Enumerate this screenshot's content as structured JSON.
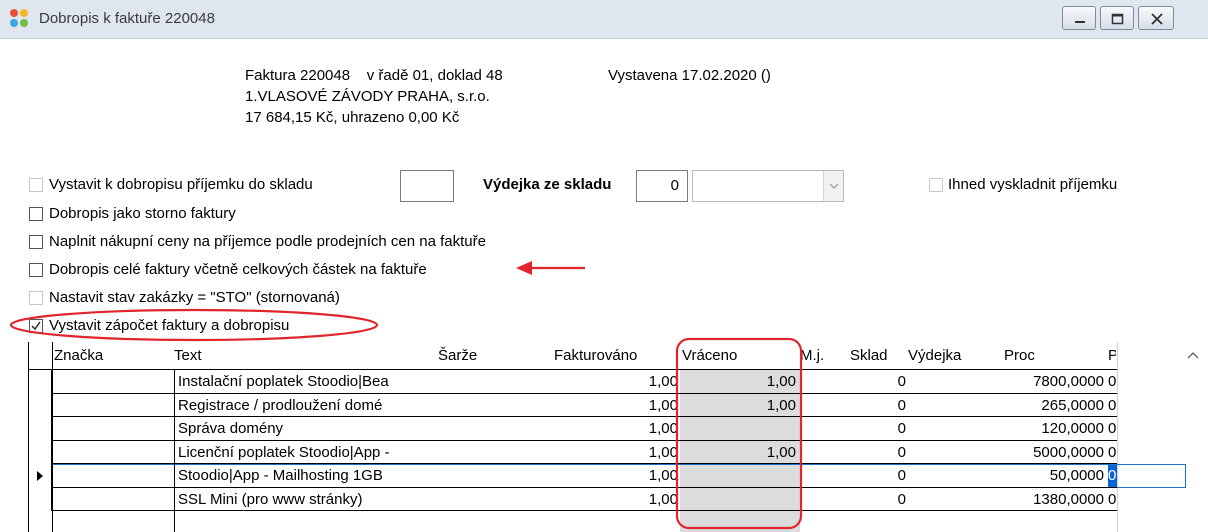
{
  "window": {
    "title": "Dobropis k faktuře 220048",
    "icon": "app-logo-icon",
    "controls": [
      "minimize-icon",
      "maximize-icon",
      "close-icon"
    ]
  },
  "header": {
    "line1a": "Faktura 220048    v řadě 01, doklad 48",
    "line1b": "Vystavena 17.02.2020 ()",
    "line2": "1.VLASOVÉ ZÁVODY PRAHA, s.r.o.",
    "line3": "17 684,15 Kč, uhrazeno 0,00 Kč"
  },
  "options": {
    "prijemka_label": "Vystavit k dobropisu příjemku do skladu",
    "prijemka_sklad_value": "",
    "vydejka_label": "Výdejka ze skladu",
    "vydejka_value": "0",
    "vydejka_select_value": "",
    "ihned_label": "Ihned vyskladnit příjemku",
    "storno_label": "Dobropis jako storno faktury",
    "naplnit_label": "Naplnit nákupní ceny na příjemce podle prodejních cen na faktuře",
    "cele_label": "Dobropis celé faktury včetně celkových částek na faktuře",
    "stav_label": "Nastavit stav zakázky = \"STO\" (stornovaná)",
    "zapocet_label": "Vystavit zápočet faktury a dobropisu",
    "zapocet_checked": true
  },
  "table": {
    "headers": {
      "znacka": "Značka",
      "text": "Text",
      "sarze": "Šarže",
      "fakturovano": "Fakturováno",
      "vraceno": "Vráceno",
      "mj": "M.j.",
      "sklad": "Sklad",
      "vydejka": "Výdejka",
      "proc": "Proc",
      "p": "P"
    },
    "rows": [
      {
        "znacka": "",
        "text": "Instalační poplatek Stoodio|Bea",
        "sarze": "",
        "fakturovano": "1,00",
        "vraceno": "1,00",
        "mj": "",
        "sklad": "0",
        "vydejka": "",
        "proc": "7800,0000",
        "p": "0"
      },
      {
        "znacka": "",
        "text": "Registrace / prodloužení domé",
        "sarze": "",
        "fakturovano": "1,00",
        "vraceno": "1,00",
        "mj": "",
        "sklad": "0",
        "vydejka": "",
        "proc": "265,0000",
        "p": "0"
      },
      {
        "znacka": "",
        "text": "Správa domény",
        "sarze": "",
        "fakturovano": "1,00",
        "vraceno": "",
        "mj": "",
        "sklad": "0",
        "vydejka": "",
        "proc": "120,0000",
        "p": "0"
      },
      {
        "znacka": "",
        "text": "Licenční poplatek Stoodio|App -",
        "sarze": "",
        "fakturovano": "1,00",
        "vraceno": "1,00",
        "mj": "",
        "sklad": "0",
        "vydejka": "",
        "proc": "5000,0000",
        "p": "0"
      },
      {
        "znacka": "",
        "text": "Stoodio|App - Mailhosting 1GB",
        "sarze": "",
        "fakturovano": "1,00",
        "vraceno": "",
        "mj": "",
        "sklad": "0",
        "vydejka": "",
        "proc": "50,0000",
        "p": "0"
      },
      {
        "znacka": "",
        "text": "SSL Mini (pro www stránky)",
        "sarze": "",
        "fakturovano": "1,00",
        "vraceno": "",
        "mj": "",
        "sklad": "0",
        "vydejka": "",
        "proc": "1380,0000",
        "p": "0"
      }
    ],
    "current_row": 4,
    "current_row_icon": "row-pointer-icon"
  },
  "annotations": {
    "color": "#e0262b",
    "arrow_icon": "red-arrow-icon"
  }
}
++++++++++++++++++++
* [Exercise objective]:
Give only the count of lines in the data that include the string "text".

* [Response to the exercise]:
7